──────── Supplied material

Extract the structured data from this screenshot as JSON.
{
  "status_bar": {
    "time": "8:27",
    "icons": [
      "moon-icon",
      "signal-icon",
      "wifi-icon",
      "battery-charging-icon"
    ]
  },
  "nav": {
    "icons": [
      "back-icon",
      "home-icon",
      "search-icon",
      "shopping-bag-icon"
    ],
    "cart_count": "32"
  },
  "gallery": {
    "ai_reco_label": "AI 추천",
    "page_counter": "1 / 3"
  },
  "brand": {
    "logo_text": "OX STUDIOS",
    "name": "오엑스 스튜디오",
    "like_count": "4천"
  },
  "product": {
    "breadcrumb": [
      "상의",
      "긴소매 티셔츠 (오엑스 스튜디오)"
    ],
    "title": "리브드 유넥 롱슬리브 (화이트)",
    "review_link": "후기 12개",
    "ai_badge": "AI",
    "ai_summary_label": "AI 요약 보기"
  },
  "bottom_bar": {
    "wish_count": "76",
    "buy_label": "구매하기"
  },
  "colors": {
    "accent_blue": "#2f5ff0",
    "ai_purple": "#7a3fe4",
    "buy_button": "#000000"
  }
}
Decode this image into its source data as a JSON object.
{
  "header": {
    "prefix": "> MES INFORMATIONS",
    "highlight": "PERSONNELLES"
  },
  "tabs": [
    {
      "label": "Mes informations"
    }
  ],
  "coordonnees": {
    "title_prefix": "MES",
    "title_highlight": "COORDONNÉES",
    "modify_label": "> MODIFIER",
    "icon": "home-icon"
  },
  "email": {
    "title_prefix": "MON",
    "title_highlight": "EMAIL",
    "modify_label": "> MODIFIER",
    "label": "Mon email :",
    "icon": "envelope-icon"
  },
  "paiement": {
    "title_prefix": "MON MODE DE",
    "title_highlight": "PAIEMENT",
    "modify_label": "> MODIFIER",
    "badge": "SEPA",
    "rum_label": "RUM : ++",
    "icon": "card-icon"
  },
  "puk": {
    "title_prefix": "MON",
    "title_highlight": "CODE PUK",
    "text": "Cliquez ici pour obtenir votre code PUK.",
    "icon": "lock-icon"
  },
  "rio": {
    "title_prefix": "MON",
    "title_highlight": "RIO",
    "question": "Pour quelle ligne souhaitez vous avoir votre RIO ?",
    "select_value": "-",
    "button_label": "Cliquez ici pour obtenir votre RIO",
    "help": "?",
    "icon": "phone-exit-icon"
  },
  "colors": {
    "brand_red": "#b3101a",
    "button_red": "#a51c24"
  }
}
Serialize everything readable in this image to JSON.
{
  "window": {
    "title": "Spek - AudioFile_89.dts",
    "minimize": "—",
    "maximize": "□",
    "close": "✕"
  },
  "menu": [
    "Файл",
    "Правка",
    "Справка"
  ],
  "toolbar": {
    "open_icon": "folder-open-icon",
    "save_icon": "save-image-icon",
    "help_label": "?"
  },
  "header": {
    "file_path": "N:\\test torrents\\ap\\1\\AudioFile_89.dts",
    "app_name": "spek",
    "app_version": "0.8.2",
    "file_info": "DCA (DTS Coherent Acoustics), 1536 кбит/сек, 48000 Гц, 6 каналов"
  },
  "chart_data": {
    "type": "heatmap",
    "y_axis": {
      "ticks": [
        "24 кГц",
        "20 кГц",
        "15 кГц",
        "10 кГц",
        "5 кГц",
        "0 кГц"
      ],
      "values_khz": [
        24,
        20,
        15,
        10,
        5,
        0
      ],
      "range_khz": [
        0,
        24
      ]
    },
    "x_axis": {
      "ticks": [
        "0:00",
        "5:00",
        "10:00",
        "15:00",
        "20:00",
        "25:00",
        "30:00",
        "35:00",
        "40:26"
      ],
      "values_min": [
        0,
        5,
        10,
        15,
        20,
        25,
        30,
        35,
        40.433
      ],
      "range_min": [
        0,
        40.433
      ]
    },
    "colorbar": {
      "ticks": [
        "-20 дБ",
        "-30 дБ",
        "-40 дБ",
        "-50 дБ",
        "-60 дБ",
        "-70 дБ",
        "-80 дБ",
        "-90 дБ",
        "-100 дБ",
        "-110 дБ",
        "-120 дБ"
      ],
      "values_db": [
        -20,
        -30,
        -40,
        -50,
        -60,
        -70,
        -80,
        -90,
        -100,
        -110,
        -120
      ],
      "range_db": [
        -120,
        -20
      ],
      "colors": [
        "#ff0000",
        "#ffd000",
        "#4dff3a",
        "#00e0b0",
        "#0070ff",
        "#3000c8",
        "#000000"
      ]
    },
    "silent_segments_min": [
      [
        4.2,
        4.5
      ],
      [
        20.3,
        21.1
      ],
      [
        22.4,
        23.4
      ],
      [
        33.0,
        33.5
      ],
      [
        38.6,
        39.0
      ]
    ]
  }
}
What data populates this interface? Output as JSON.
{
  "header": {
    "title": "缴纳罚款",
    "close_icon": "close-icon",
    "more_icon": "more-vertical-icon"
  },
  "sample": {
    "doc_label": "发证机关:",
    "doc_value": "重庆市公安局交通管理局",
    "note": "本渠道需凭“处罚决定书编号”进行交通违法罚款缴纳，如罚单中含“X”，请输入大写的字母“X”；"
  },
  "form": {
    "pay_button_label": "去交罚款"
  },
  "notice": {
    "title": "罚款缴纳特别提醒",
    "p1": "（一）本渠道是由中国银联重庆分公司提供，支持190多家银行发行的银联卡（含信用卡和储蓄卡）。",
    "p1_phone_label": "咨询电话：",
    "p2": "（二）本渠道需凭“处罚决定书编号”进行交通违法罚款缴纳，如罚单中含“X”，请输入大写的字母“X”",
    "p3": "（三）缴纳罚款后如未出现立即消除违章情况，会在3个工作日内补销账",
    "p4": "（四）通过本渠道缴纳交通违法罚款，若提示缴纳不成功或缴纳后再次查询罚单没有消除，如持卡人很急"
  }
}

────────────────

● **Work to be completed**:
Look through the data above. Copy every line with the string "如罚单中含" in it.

● **Written answer**:
    "note": "本渠道需凭“处罚决定书编号”进行交通违法罚款缴纳，如罚单中含“X”，请输入大写的字母“X”；"
    "p2": "（二）本渠道需凭“处罚决定书编号”进行交通违法罚款缴纳，如罚单中含“X”，请输入大写的字母“X”",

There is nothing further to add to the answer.